(Website and app data records)
────────────────

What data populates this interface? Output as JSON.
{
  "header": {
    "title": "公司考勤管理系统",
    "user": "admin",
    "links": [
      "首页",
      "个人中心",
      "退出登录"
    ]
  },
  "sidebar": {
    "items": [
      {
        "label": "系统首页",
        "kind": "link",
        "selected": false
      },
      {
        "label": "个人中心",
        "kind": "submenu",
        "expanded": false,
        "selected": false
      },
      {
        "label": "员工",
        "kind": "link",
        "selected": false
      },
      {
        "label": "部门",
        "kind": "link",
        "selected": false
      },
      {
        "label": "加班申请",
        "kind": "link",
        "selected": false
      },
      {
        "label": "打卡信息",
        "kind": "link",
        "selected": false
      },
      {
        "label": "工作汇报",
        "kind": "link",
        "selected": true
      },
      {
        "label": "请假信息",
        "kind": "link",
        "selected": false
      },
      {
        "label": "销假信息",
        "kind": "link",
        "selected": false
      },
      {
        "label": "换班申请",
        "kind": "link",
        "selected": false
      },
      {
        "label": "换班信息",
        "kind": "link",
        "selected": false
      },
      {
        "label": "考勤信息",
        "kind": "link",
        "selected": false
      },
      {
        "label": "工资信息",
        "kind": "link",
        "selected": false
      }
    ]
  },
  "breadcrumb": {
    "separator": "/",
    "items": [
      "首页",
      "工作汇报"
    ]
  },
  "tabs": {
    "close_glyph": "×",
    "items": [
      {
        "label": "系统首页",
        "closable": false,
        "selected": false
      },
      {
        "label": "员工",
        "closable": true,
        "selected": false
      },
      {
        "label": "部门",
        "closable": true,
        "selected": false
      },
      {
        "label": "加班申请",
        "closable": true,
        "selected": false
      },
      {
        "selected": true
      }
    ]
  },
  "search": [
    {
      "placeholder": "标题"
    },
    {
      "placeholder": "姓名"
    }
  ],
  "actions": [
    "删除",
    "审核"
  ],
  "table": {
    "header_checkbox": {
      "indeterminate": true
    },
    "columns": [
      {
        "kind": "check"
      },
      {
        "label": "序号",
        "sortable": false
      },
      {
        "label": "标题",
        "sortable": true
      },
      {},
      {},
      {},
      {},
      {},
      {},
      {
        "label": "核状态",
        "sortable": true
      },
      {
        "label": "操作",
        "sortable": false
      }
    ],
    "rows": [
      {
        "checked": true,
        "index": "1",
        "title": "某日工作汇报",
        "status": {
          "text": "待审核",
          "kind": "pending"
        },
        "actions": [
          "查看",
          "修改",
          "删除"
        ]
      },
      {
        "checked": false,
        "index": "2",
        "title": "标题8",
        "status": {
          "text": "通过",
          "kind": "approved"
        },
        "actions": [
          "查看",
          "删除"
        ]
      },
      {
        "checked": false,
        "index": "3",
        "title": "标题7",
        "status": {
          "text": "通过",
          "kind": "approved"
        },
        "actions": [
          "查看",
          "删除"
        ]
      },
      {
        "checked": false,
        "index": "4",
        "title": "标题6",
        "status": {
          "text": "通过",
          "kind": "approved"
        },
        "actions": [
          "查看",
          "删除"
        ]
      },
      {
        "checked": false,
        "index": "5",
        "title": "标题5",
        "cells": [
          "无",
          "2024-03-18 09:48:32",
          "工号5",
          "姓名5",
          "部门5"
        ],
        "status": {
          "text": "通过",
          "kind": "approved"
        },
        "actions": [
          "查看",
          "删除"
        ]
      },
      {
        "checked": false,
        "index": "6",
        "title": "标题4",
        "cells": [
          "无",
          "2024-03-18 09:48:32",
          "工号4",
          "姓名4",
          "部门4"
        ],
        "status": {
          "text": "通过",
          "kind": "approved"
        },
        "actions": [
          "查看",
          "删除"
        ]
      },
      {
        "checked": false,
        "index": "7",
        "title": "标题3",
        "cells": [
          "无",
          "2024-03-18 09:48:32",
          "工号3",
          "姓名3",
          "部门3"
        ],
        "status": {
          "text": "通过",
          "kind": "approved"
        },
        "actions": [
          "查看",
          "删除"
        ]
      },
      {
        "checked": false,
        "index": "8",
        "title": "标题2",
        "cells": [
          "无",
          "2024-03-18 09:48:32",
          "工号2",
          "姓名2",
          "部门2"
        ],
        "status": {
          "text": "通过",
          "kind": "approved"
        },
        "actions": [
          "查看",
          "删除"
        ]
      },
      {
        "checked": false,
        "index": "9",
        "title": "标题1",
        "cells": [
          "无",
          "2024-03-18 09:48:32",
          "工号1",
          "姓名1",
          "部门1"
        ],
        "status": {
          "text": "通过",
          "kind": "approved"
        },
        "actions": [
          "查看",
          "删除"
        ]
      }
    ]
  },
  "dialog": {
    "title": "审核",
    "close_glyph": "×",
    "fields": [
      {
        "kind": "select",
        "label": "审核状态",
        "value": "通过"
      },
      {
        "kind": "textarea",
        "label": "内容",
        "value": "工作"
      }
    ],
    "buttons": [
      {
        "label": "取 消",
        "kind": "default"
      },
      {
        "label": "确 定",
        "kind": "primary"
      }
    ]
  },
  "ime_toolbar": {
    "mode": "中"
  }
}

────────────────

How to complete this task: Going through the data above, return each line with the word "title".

Reply:
    "title": "公司考勤管理系统",
        "title": "某日工作汇报",
        "title": "标题8",
        "title": "标题7",
        "title": "标题6",
        "title": "标题5",
        "title": "标题4",
        "title": "标题3",
        "title": "标题2",
        "title": "标题1",
    "title": "审核",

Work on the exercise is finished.